**WORK INSTRUCTIONS**
Filter the entries for lines with the word "Electronics".

**EXCERPTED DATA**
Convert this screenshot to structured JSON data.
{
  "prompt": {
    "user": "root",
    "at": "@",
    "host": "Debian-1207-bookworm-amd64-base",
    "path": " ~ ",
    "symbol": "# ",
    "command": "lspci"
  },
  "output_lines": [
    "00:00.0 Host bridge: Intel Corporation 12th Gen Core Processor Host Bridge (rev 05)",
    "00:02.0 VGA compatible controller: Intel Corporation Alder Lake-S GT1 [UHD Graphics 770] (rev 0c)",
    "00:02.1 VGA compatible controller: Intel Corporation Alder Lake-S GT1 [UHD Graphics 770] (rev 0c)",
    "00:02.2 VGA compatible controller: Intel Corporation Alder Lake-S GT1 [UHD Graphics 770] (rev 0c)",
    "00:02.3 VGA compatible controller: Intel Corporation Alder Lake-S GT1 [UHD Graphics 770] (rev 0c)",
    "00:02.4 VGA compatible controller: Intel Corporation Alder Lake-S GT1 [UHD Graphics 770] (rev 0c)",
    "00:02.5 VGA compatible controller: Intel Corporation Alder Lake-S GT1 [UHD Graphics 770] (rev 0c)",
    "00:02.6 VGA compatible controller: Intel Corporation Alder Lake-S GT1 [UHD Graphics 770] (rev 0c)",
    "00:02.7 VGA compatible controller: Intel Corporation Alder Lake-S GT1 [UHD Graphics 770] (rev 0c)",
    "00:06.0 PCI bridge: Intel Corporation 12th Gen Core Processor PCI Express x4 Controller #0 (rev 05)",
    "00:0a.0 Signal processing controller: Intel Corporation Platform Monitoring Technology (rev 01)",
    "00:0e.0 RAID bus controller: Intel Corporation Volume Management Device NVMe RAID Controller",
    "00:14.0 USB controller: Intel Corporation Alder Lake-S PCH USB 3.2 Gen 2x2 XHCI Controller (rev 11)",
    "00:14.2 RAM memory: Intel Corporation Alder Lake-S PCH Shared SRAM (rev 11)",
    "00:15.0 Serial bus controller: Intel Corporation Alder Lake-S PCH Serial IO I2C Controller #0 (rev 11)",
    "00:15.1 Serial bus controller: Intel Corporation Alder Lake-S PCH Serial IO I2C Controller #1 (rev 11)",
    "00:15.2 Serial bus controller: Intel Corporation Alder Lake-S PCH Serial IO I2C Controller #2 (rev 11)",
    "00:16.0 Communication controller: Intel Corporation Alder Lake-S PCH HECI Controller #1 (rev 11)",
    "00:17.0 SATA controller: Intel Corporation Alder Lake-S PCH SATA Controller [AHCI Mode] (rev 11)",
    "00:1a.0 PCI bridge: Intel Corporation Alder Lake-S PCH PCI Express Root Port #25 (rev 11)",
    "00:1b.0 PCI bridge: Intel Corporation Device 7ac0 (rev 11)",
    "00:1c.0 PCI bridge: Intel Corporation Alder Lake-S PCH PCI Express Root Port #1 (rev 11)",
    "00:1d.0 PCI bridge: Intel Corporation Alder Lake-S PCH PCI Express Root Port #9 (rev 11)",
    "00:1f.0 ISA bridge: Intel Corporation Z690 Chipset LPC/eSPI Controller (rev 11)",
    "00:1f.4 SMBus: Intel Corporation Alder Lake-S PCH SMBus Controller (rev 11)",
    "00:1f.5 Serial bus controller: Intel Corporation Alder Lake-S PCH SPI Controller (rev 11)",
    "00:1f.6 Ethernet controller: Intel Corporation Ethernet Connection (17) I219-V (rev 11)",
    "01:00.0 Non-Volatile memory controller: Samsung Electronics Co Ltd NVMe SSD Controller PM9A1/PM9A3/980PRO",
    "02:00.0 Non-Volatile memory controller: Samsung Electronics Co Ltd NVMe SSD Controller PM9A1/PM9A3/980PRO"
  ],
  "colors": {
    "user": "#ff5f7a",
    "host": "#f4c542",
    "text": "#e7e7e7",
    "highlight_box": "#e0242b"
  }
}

**ANSWER FOR THE TASK**
    "01:00.0 Non-Volatile memory controller: Samsung Electronics Co Ltd NVMe SSD Controller PM9A1/PM9A3/980PRO",
    "02:00.0 Non-Volatile memory controller: Samsung Electronics Co Ltd NVMe SSD Controller PM9A1/PM9A3/980PRO"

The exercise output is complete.